TASK DETAILS: Could you write out every record below exactly, leaving the pictures out?

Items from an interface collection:
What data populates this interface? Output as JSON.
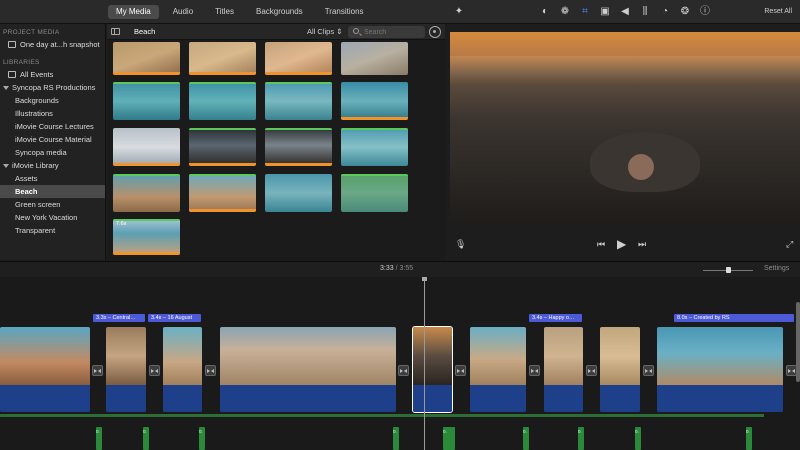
{
  "top_tabs": [
    "My Media",
    "Audio",
    "Titles",
    "Backgrounds",
    "Transitions"
  ],
  "viewer_tools": {
    "icons": [
      "magic-wand-icon",
      "color-balance-icon",
      "color-palette-icon",
      "crop-icon",
      "stabilization-icon",
      "volume-icon",
      "equalizer-icon",
      "speed-icon",
      "filter-icon",
      "info-icon"
    ],
    "reset_label": "Reset All"
  },
  "sidebar": {
    "project_header": "PROJECT MEDIA",
    "project_item": "One day at...h snapshot",
    "libraries_header": "LIBRARIES",
    "items": [
      {
        "label": "All Events",
        "level": 0,
        "icon": "events-icon"
      },
      {
        "label": "Syncopa RS Productions",
        "level": 0,
        "icon": "disclosure-triangle"
      },
      {
        "label": "Backgrounds",
        "level": 1
      },
      {
        "label": "Illustrations",
        "level": 1
      },
      {
        "label": "iMovie Course Lectures",
        "level": 1
      },
      {
        "label": "iMovie Course Material",
        "level": 1
      },
      {
        "label": "Syncopa media",
        "level": 1
      },
      {
        "label": "iMovie Library",
        "level": 0,
        "icon": "disclosure-triangle"
      },
      {
        "label": "Assets",
        "level": 1
      },
      {
        "label": "Beach",
        "level": 1,
        "selected": true
      },
      {
        "label": "Green screen",
        "level": 1
      },
      {
        "label": "New York Vacation",
        "level": 1
      },
      {
        "label": "Transparent",
        "level": 1
      }
    ]
  },
  "browser": {
    "title": "Beach",
    "filter": "All Clips",
    "search_placeholder": "Search",
    "thumbnail_duration": "7.6s"
  },
  "viewer": {
    "controls": [
      "microphone-icon",
      "skip-back-icon",
      "play-icon",
      "skip-forward-icon",
      "fullscreen-icon"
    ]
  },
  "timeline": {
    "current_time": "3:33",
    "total_time": "3:55",
    "settings_label": "Settings",
    "titles": [
      "3.3s – Central…",
      "3.4s – 16 August",
      "3.4s – Happy o…",
      "8.0s – Created by RS"
    ],
    "music_labels": [
      "0.",
      "0.",
      "0.",
      "0.",
      "0.",
      "0.",
      "0.",
      "0.",
      "0."
    ]
  },
  "colors": {
    "accent_title": "#4d5ad8",
    "audio_waveform": "#1e3f8a",
    "used_range": "#f0932b",
    "favorite": "#5ac85a",
    "music": "#2a8a3a"
  }
}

EXPECTED ANSWER:
What data populates this interface? Output as JSON.
{
  "top_tabs": [
    "My Media",
    "Audio",
    "Titles",
    "Backgrounds",
    "Transitions"
  ],
  "viewer_tools": {
    "icons": [
      "magic-wand-icon",
      "color-balance-icon",
      "color-palette-icon",
      "crop-icon",
      "stabilization-icon",
      "volume-icon",
      "equalizer-icon",
      "speed-icon",
      "filter-icon",
      "info-icon"
    ],
    "reset_label": "Reset All"
  },
  "sidebar": {
    "project_header": "PROJECT MEDIA",
    "project_item": "One day at...h snapshot",
    "libraries_header": "LIBRARIES",
    "items": [
      {
        "label": "All Events",
        "level": 0,
        "icon": "events-icon"
      },
      {
        "label": "Syncopa RS Productions",
        "level": 0,
        "icon": "disclosure-triangle"
      },
      {
        "label": "Backgrounds",
        "level": 1
      },
      {
        "label": "Illustrations",
        "level": 1
      },
      {
        "label": "iMovie Course Lectures",
        "level": 1
      },
      {
        "label": "iMovie Course Material",
        "level": 1
      },
      {
        "label": "Syncopa media",
        "level": 1
      },
      {
        "label": "iMovie Library",
        "level": 0,
        "icon": "disclosure-triangle"
      },
      {
        "label": "Assets",
        "level": 1
      },
      {
        "label": "Beach",
        "level": 1,
        "selected": true
      },
      {
        "label": "Green screen",
        "level": 1
      },
      {
        "label": "New York Vacation",
        "level": 1
      },
      {
        "label": "Transparent",
        "level": 1
      }
    ]
  },
  "browser": {
    "title": "Beach",
    "filter": "All Clips",
    "search_placeholder": "Search",
    "thumbnail_duration": "7.6s"
  },
  "viewer": {
    "controls": [
      "microphone-icon",
      "skip-back-icon",
      "play-icon",
      "skip-forward-icon",
      "fullscreen-icon"
    ]
  },
  "timeline": {
    "current_time": "3:33",
    "total_time": "3:55",
    "settings_label": "Settings",
    "titles": [
      "3.3s – Central…",
      "3.4s – 16 August",
      "3.4s – Happy o…",
      "8.0s – Created by RS"
    ],
    "music_labels": [
      "0.",
      "0.",
      "0.",
      "0.",
      "0.",
      "0.",
      "0.",
      "0.",
      "0."
    ]
  },
  "colors": {
    "accent_title": "#4d5ad8",
    "audio_waveform": "#1e3f8a",
    "used_range": "#f0932b",
    "favorite": "#5ac85a",
    "music": "#2a8a3a"
  }
}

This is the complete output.